Tally the lines below that contain the word "icon". Only the total should be given.

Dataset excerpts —
◇ ◇ ◇ ◇

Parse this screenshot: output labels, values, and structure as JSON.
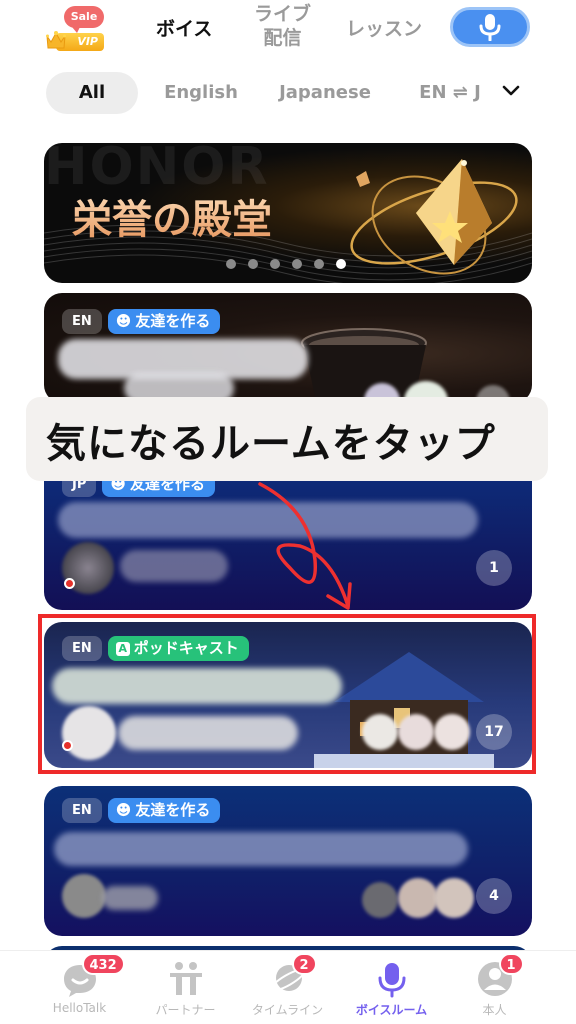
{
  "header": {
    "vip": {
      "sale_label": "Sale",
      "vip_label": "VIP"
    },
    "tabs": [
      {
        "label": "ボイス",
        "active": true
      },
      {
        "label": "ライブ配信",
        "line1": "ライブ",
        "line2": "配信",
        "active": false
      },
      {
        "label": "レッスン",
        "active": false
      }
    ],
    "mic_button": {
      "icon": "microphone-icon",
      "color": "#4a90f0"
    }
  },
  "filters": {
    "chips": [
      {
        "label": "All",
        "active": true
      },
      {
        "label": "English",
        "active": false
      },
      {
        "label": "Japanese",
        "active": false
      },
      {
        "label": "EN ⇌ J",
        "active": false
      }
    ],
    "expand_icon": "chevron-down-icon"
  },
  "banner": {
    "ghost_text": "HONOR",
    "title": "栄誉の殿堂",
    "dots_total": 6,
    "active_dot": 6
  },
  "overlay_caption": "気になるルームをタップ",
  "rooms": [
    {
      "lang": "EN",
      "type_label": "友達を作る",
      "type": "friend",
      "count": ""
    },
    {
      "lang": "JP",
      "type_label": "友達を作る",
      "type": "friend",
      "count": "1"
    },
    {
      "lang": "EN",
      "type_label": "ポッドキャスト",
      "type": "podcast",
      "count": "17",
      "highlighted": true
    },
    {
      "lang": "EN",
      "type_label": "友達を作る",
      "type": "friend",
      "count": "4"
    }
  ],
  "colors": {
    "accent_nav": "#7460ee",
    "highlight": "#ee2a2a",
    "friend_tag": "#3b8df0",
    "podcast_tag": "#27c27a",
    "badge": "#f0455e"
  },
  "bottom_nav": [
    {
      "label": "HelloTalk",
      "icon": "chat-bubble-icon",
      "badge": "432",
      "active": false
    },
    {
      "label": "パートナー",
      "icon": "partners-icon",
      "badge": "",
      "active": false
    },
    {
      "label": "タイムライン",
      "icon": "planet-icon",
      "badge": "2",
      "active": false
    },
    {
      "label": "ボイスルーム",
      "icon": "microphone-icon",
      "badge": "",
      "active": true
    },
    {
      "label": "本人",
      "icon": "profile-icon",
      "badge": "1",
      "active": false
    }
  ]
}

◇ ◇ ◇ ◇

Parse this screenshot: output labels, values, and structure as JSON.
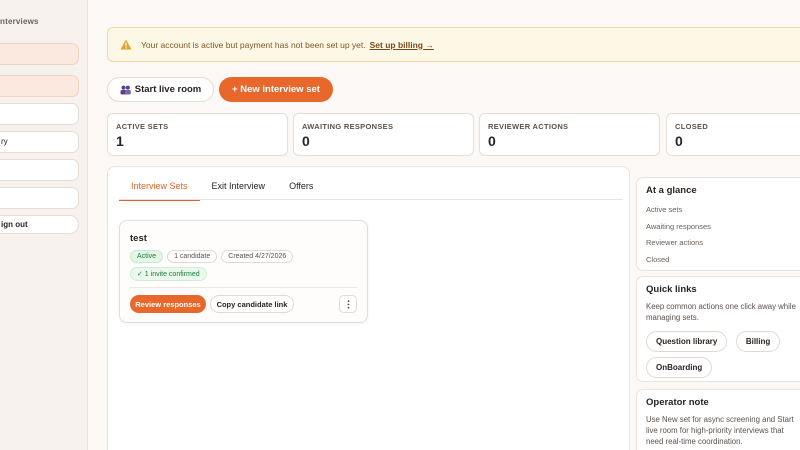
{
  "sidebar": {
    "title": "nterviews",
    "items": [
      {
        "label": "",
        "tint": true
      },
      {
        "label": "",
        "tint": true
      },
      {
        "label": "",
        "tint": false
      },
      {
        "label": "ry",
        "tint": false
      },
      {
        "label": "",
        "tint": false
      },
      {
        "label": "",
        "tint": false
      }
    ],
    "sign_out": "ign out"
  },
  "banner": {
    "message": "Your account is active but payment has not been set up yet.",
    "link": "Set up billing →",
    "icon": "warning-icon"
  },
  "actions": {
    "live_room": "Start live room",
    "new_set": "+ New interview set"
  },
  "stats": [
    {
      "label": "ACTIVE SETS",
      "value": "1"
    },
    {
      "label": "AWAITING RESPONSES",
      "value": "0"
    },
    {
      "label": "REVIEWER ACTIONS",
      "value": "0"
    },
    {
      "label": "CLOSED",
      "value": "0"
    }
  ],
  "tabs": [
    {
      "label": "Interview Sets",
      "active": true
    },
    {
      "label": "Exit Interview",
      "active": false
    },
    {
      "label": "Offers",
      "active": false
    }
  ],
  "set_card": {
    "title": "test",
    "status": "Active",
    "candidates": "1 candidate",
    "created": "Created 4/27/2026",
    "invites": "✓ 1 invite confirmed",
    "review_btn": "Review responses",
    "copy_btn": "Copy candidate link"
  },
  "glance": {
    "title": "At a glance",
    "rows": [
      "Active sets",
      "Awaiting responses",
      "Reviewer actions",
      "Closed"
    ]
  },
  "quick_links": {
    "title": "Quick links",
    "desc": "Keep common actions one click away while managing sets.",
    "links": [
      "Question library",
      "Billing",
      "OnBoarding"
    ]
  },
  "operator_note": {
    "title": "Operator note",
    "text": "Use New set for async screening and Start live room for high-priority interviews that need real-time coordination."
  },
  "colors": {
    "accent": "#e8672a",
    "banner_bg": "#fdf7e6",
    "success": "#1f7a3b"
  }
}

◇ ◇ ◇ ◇

ANSWER SECTION —
8